* _Problem_:
What is the number of lines in the listing that contain "content"? Give that number only.

=====

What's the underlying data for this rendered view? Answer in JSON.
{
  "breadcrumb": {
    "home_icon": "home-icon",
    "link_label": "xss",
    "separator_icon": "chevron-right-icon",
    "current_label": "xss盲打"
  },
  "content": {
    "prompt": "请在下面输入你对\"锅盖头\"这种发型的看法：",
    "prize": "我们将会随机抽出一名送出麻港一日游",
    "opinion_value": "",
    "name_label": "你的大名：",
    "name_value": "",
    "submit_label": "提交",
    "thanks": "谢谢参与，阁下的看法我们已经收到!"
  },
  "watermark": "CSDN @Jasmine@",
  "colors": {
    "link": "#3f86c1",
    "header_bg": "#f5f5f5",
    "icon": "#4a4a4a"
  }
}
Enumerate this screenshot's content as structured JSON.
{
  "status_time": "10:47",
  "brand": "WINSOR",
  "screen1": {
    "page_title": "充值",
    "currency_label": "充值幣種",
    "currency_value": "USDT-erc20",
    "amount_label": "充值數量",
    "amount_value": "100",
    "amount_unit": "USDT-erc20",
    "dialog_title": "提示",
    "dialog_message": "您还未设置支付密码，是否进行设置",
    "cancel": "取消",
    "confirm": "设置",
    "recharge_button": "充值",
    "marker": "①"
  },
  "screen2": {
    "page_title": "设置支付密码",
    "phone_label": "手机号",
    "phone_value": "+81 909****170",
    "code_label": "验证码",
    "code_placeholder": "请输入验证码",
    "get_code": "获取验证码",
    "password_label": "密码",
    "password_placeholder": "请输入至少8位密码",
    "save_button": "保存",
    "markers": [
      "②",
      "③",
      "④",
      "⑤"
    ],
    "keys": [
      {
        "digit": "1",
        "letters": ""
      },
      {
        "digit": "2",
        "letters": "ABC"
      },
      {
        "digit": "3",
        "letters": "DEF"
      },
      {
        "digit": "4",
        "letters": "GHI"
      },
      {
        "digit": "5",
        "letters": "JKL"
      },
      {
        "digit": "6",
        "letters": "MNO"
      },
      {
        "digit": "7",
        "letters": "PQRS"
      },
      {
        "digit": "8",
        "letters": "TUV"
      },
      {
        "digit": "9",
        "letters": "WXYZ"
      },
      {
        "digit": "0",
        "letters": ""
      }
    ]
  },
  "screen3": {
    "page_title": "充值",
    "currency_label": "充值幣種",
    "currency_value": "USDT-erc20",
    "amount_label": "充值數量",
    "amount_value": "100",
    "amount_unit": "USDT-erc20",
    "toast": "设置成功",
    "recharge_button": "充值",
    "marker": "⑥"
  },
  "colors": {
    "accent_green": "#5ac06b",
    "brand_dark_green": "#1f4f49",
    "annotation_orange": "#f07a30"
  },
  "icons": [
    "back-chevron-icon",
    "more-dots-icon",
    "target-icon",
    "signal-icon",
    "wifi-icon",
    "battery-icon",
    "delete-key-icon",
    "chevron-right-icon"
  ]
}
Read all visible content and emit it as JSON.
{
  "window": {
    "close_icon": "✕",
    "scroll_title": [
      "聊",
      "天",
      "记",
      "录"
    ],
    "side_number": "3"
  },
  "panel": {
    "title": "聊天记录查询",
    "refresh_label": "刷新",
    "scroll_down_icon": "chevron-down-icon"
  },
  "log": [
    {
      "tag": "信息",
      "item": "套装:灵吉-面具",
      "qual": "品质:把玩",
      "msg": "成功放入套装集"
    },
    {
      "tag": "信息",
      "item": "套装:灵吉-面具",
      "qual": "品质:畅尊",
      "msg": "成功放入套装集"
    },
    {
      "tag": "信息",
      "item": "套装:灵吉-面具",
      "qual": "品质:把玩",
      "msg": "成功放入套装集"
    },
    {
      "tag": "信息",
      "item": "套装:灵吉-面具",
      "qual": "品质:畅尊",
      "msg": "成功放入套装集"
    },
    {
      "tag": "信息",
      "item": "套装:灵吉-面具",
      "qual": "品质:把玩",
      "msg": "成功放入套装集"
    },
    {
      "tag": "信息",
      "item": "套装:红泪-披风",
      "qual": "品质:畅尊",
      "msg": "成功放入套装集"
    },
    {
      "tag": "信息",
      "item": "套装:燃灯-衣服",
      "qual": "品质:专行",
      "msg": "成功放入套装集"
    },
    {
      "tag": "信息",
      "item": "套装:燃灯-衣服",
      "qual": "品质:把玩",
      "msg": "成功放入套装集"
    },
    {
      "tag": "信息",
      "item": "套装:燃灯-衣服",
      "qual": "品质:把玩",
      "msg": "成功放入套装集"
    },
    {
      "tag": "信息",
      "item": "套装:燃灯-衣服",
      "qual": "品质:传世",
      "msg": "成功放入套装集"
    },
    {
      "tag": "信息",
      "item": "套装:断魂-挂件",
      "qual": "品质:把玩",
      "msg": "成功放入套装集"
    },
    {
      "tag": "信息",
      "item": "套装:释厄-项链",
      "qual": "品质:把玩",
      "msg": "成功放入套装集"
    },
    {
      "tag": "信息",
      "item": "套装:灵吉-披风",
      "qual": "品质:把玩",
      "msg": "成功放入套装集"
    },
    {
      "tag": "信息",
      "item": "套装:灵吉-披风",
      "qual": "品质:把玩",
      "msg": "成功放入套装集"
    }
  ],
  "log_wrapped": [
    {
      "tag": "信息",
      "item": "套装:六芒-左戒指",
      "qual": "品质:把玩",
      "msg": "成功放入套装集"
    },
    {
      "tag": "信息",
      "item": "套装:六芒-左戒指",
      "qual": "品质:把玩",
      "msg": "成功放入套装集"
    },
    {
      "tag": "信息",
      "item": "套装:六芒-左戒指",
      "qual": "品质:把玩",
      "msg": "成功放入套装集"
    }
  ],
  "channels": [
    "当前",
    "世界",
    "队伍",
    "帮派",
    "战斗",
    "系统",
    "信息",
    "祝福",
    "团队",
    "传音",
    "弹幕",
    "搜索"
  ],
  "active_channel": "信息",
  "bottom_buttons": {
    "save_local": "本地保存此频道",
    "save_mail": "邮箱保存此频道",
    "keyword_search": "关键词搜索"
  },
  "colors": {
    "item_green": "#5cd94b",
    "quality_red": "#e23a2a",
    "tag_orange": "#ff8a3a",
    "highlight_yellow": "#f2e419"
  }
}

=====

* _Written solution_:
3